**INSTRUCTIONS FOR THE TASK:**
Print the entries exactly as given.

**PROVIDED MATERIAL:**

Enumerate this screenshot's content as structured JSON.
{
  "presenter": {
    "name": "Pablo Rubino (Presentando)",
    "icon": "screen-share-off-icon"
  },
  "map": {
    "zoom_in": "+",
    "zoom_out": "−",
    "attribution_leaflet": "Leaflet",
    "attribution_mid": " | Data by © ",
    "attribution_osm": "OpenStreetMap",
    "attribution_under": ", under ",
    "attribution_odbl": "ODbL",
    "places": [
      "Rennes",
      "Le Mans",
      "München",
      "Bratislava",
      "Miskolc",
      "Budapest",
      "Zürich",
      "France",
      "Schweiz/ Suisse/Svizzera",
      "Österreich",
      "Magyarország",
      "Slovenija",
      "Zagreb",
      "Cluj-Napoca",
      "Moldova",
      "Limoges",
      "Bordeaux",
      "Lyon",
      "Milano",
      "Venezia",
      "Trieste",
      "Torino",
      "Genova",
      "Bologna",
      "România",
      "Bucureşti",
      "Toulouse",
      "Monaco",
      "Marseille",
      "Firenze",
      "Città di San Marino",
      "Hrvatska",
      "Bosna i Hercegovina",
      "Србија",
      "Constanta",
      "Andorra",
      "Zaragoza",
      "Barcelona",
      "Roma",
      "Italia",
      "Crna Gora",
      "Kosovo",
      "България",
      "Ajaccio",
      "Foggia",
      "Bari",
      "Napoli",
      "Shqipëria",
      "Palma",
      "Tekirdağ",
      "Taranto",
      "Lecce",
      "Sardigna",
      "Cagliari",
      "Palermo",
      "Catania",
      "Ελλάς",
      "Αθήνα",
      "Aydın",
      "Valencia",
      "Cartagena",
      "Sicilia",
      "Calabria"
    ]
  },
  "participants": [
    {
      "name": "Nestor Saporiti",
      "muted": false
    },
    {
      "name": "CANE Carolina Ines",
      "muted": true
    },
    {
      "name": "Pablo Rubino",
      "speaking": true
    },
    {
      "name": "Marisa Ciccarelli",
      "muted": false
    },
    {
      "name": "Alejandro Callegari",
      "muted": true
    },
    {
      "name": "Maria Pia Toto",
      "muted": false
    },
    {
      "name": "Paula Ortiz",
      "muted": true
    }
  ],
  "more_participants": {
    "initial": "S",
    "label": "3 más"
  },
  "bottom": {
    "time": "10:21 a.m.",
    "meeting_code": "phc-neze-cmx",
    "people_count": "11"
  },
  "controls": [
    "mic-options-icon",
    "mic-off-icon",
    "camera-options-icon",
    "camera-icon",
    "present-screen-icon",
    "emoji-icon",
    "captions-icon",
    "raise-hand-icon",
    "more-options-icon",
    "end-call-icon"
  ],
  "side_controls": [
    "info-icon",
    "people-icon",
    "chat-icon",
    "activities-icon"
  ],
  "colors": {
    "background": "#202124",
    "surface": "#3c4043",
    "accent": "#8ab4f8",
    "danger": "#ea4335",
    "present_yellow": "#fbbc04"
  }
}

**ANSWER AREA:**
Enumerate this screenshot's content as structured JSON.
{
  "presenter": {
    "name": "Pablo Rubino (Presentando)",
    "icon": "screen-share-off-icon"
  },
  "map": {
    "zoom_in": "+",
    "zoom_out": "−",
    "attribution_leaflet": "Leaflet",
    "attribution_mid": " | Data by © ",
    "attribution_osm": "OpenStreetMap",
    "attribution_under": ", under ",
    "attribution_odbl": "ODbL",
    "places": [
      "Rennes",
      "Le Mans",
      "München",
      "Bratislava",
      "Miskolc",
      "Budapest",
      "Zürich",
      "France",
      "Schweiz/ Suisse/Svizzera",
      "Österreich",
      "Magyarország",
      "Slovenija",
      "Zagreb",
      "Cluj-Napoca",
      "Moldova",
      "Limoges",
      "Bordeaux",
      "Lyon",
      "Milano",
      "Venezia",
      "Trieste",
      "Torino",
      "Genova",
      "Bologna",
      "România",
      "Bucureşti",
      "Toulouse",
      "Monaco",
      "Marseille",
      "Firenze",
      "Città di San Marino",
      "Hrvatska",
      "Bosna i Hercegovina",
      "Србија",
      "Constanta",
      "Andorra",
      "Zaragoza",
      "Barcelona",
      "Roma",
      "Italia",
      "Crna Gora",
      "Kosovo",
      "България",
      "Ajaccio",
      "Foggia",
      "Bari",
      "Napoli",
      "Shqipëria",
      "Palma",
      "Tekirdağ",
      "Taranto",
      "Lecce",
      "Sardigna",
      "Cagliari",
      "Palermo",
      "Catania",
      "Ελλάς",
      "Αθήνα",
      "Aydın",
      "Valencia",
      "Cartagena",
      "Sicilia",
      "Calabria"
    ]
  },
  "participants": [
    {
      "name": "Nestor Saporiti",
      "muted": false
    },
    {
      "name": "CANE Carolina Ines",
      "muted": true
    },
    {
      "name": "Pablo Rubino",
      "speaking": true
    },
    {
      "name": "Marisa Ciccarelli",
      "muted": false
    },
    {
      "name": "Alejandro Callegari",
      "muted": true
    },
    {
      "name": "Maria Pia Toto",
      "muted": false
    },
    {
      "name": "Paula Ortiz",
      "muted": true
    }
  ],
  "more_participants": {
    "initial": "S",
    "label": "3 más"
  },
  "bottom": {
    "time": "10:21 a.m.",
    "meeting_code": "phc-neze-cmx",
    "people_count": "11"
  },
  "controls": [
    "mic-options-icon",
    "mic-off-icon",
    "camera-options-icon",
    "camera-icon",
    "present-screen-icon",
    "emoji-icon",
    "captions-icon",
    "raise-hand-icon",
    "more-options-icon",
    "end-call-icon"
  ],
  "side_controls": [
    "info-icon",
    "people-icon",
    "chat-icon",
    "activities-icon"
  ],
  "colors": {
    "background": "#202124",
    "surface": "#3c4043",
    "accent": "#8ab4f8",
    "danger": "#ea4335",
    "present_yellow": "#fbbc04"
  }
}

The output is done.